***** Data to use

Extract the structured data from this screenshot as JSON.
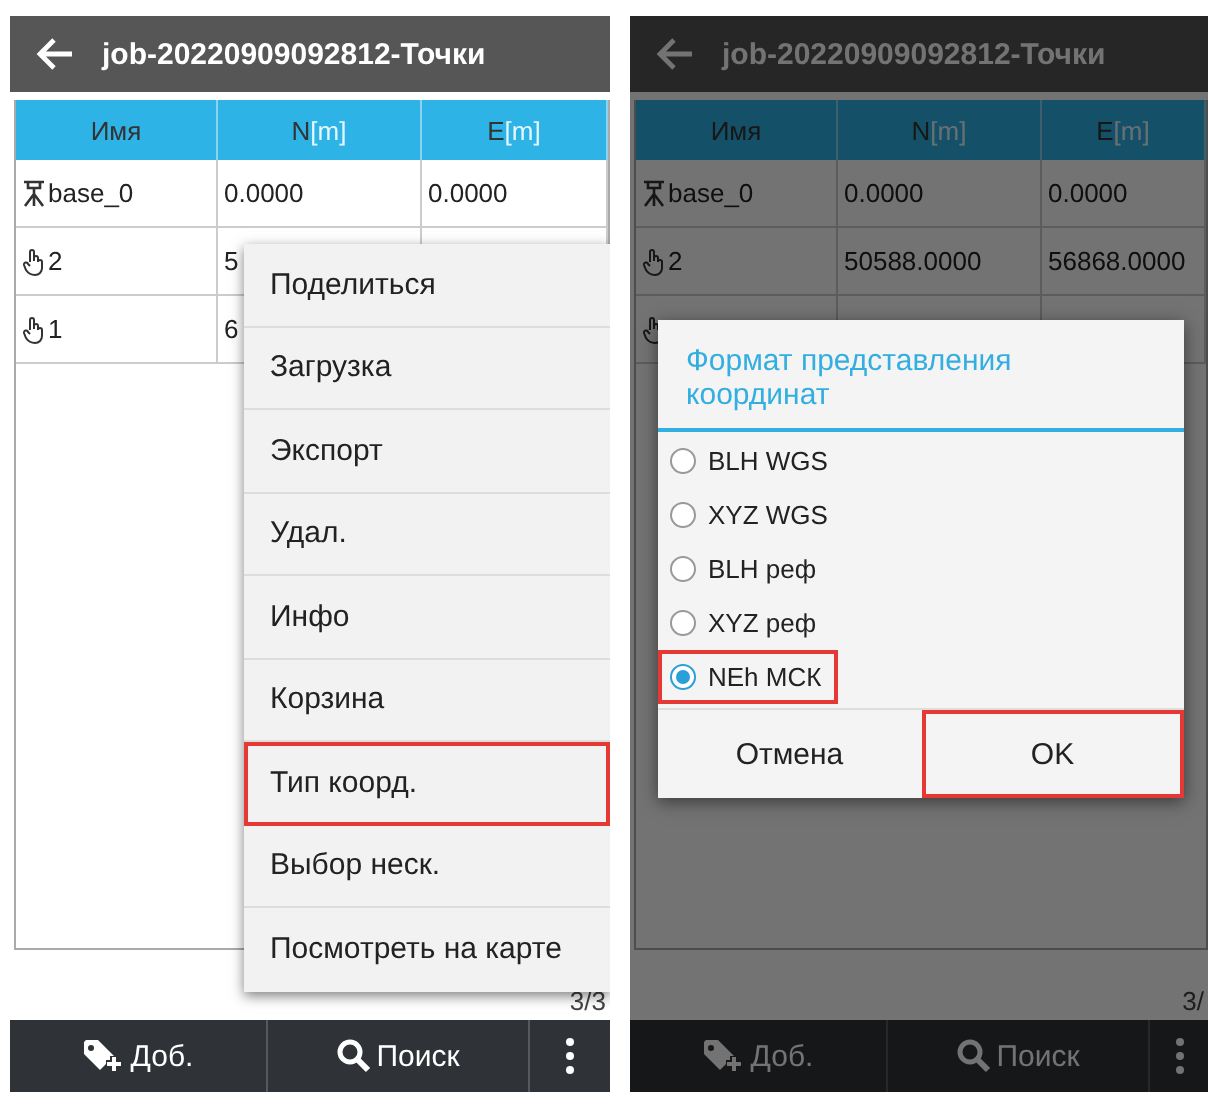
{
  "screens": [
    {
      "title": "job-20220909092812-Точки",
      "dimmed": false,
      "columns": [
        {
          "label": "Имя"
        },
        {
          "label": "N",
          "unit": "[m]"
        },
        {
          "label": "E",
          "unit": "[m]"
        }
      ],
      "rows": [
        {
          "kind": "base",
          "name": "base_0",
          "n": "0.0000",
          "e": "0.0000"
        },
        {
          "kind": "hand",
          "name": "2",
          "n": "5"
        },
        {
          "kind": "hand",
          "name": "1",
          "n": "6"
        }
      ],
      "counter": "3/3",
      "actions": [
        {
          "kind": "add",
          "label": "Доб."
        },
        {
          "kind": "search",
          "label": "Поиск"
        },
        {
          "kind": "more"
        }
      ],
      "menu": {
        "items": [
          {
            "label": "Поделиться",
            "highlighted": false
          },
          {
            "label": "Загрузка",
            "highlighted": false
          },
          {
            "label": "Экспорт",
            "highlighted": false
          },
          {
            "label": "Удал.",
            "highlighted": false
          },
          {
            "label": "Инфо",
            "highlighted": false
          },
          {
            "label": "Корзина",
            "highlighted": false
          },
          {
            "label": "Тип коорд.",
            "highlighted": true
          },
          {
            "label": "Выбор неск.",
            "highlighted": false
          },
          {
            "label": "Посмотреть на карте",
            "highlighted": false
          }
        ]
      }
    },
    {
      "title": "job-20220909092812-Точки",
      "dimmed": true,
      "columns": [
        {
          "label": "Имя"
        },
        {
          "label": "N",
          "unit": "[m]"
        },
        {
          "label": "E",
          "unit": "[m]"
        }
      ],
      "rows": [
        {
          "kind": "base",
          "name": "base_0",
          "n": "0.0000",
          "e": "0.0000"
        },
        {
          "kind": "hand",
          "name": "2",
          "n": "50588.0000",
          "e": "56868.0000"
        },
        {
          "kind": "hand"
        }
      ],
      "counter": "3/",
      "actions": [
        {
          "kind": "add",
          "label": "Доб."
        },
        {
          "kind": "search",
          "label": "Поиск"
        },
        {
          "kind": "more"
        }
      ],
      "dialog": {
        "title": "Формат представления координат",
        "options": [
          {
            "label": "BLH WGS",
            "selected": false,
            "highlighted": false
          },
          {
            "label": "XYZ WGS",
            "selected": false,
            "highlighted": false
          },
          {
            "label": "BLH реф",
            "selected": false,
            "highlighted": false
          },
          {
            "label": "XYZ реф",
            "selected": false,
            "highlighted": false
          },
          {
            "label": "NEh МСК",
            "selected": true,
            "highlighted": true
          }
        ],
        "buttons": [
          {
            "label": "Отмена",
            "highlighted": false
          },
          {
            "label": "OK",
            "highlighted": true
          }
        ]
      }
    }
  ]
}
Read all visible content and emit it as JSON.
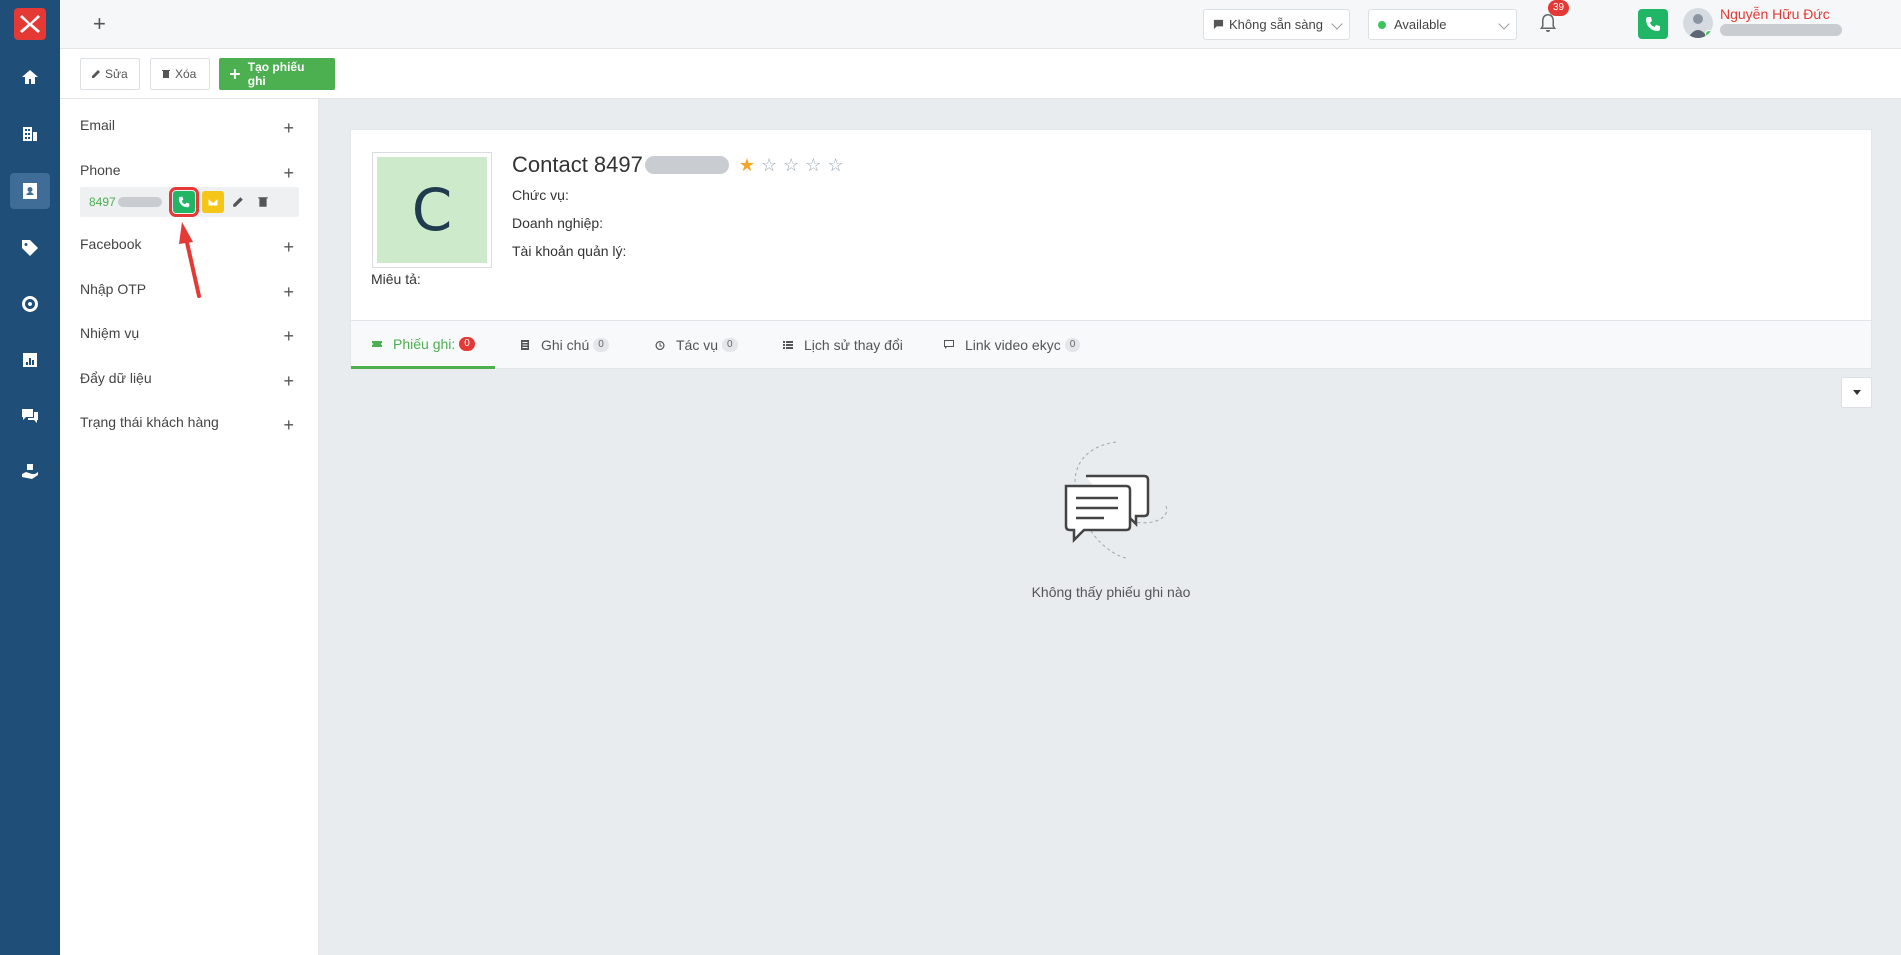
{
  "nav": {
    "items": [
      {
        "icon": "home-icon"
      },
      {
        "icon": "building-icon"
      },
      {
        "icon": "contact-card-icon",
        "active": true
      },
      {
        "icon": "tag-icon"
      },
      {
        "icon": "target-icon"
      },
      {
        "icon": "chart-icon"
      },
      {
        "icon": "chat-icon"
      },
      {
        "icon": "hand-box-icon"
      }
    ]
  },
  "header": {
    "status_select": "Không sẵn sàng",
    "availability_select": "Available",
    "notification_count": "39",
    "user_name": "Nguyễn Hữu Đức"
  },
  "toolbar": {
    "edit_label": "Sửa",
    "delete_label": "Xóa",
    "create_label": "Tạo phiếu ghi"
  },
  "left_panel": {
    "sections": [
      "Email",
      "Phone",
      "Facebook",
      "Nhập OTP",
      "Nhiệm vụ",
      "Đẩy dữ liệu",
      "Trạng thái khách hàng"
    ],
    "phone_number_visible": "8497"
  },
  "contact": {
    "avatar_letter": "C",
    "title_prefix": "Contact 8497",
    "rating": 1,
    "fields": {
      "position_label": "Chức vụ:",
      "company_label": "Doanh nghiệp:",
      "account_label": "Tài khoản quản lý:",
      "description_label": "Miêu tả:"
    }
  },
  "tabs": [
    {
      "label": "Phiếu ghi:",
      "count": "0",
      "active": true,
      "icon": "ticket-icon"
    },
    {
      "label": "Ghi chú",
      "count": "0",
      "icon": "note-icon"
    },
    {
      "label": "Tác vụ",
      "count": "0",
      "icon": "alarm-icon"
    },
    {
      "label": "Lịch sử thay đổi",
      "count": "",
      "icon": "list-icon"
    },
    {
      "label": "Link video ekyc",
      "count": "0",
      "icon": "flag-icon"
    }
  ],
  "empty_state": {
    "message": "Không thấy phiếu ghi nào"
  },
  "colors": {
    "nav_bg": "#1f4e79",
    "accent_green": "#4caf50",
    "call_green": "#21b566",
    "red": "#e53935"
  }
}
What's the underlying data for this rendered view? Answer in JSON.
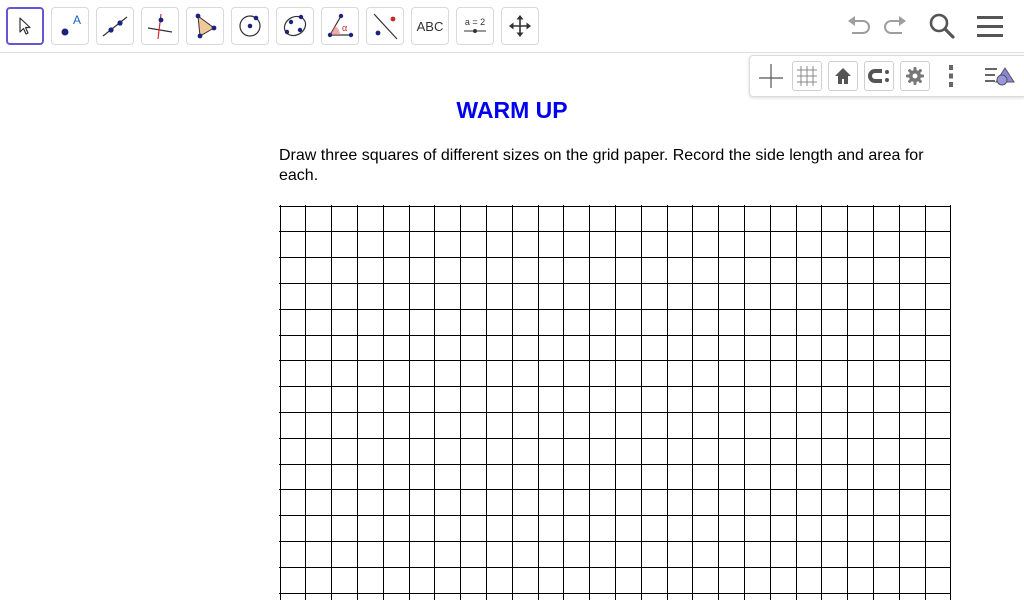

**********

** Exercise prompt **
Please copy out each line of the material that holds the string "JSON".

** Solution below **
Extract the structured data from this screenshot as JSON.
Read all visible content and emit it as JSON.
What's the underlying data for this rendered view? Answer in JSON.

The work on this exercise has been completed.